I managed to get a commentary out for Prosper about each of the speakers at Perspectives 2006 except one. By the time former Senator Bob Dole had finished, the event was over and it was a mad rush to get out of the convention center. Dole was really two speakers rolled up into one. There was the witty, funny, spontaneous and engaging personal Dole and then there was the dry, political and oh so Republican Dole. Although the first personality opened and closed the "Dole Show," he would have done better to fire his speechwriter and just be himself for the middle.
Not much to say about a former senator and American hero? Perhaps, but the moment's gone. It was three days ago. There was a moment, however, that I still can vividly remember. It stirred feelings in me that similar circumstances always do. It's never a surprise but is surprising nonetheless. It was the opening ceremonies.
The Sacramento Sheriff's Department, dressed in their finest dress uniforms and with all the military pomp that is appropriate, presented the colors just prior to stirring rendition of our national anthem. I always get goosebumps when I hear it and this time it was performed by a choir that just nailed it! It almost brought tears to my eyes... and I was not alone.
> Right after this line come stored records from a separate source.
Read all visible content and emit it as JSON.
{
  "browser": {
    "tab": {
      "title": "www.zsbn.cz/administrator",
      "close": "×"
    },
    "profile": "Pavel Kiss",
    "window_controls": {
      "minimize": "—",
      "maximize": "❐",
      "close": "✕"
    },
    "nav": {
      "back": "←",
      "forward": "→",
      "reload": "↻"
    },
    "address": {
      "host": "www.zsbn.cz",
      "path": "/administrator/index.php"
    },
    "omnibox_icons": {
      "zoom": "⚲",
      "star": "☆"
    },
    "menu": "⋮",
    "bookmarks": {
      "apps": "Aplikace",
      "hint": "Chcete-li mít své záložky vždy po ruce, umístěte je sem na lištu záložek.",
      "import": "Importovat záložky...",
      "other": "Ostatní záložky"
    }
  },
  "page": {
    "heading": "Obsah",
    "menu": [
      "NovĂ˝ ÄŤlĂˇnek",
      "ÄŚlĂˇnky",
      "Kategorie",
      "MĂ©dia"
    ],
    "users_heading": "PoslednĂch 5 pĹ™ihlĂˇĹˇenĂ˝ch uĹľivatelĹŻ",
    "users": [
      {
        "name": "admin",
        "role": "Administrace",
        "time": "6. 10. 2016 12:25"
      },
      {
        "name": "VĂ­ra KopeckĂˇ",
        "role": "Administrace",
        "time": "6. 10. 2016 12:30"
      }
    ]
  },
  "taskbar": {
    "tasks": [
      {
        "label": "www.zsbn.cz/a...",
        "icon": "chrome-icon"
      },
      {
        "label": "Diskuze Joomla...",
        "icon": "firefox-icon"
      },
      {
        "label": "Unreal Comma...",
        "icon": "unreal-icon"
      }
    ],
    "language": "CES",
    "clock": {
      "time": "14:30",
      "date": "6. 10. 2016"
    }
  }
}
The point of recounting this experience is not to convey the patriotism and national pride the moment brought - indeed, words cannot describe - but rather to show how something as simple as a flag and a song can unite an otherwise diverse collection of individuals. In that moment, those precious few minutes, we were Americans, nothing more, nothing less - and that was enough. It didn't matter how each of us felt about the president, our foreign or domestic policy - even terrorism, we were united as Americans.
The Star Spangled Banner came to us in a way that is truly and uniquely American. A battlefield poem set to the tune of a British drinking song - its heritage mirrors our own. It's curious, really... how one song can release that kind of pride and emotion. I remember it as a child, when my parents took my siblings and me to the Stanford University home football games. There was this cannon that was only fired on two occasions: Whenever Stanford scored and when the marching band played our national anthem “...and the rocket's red glare."
There they are again - goosebumps.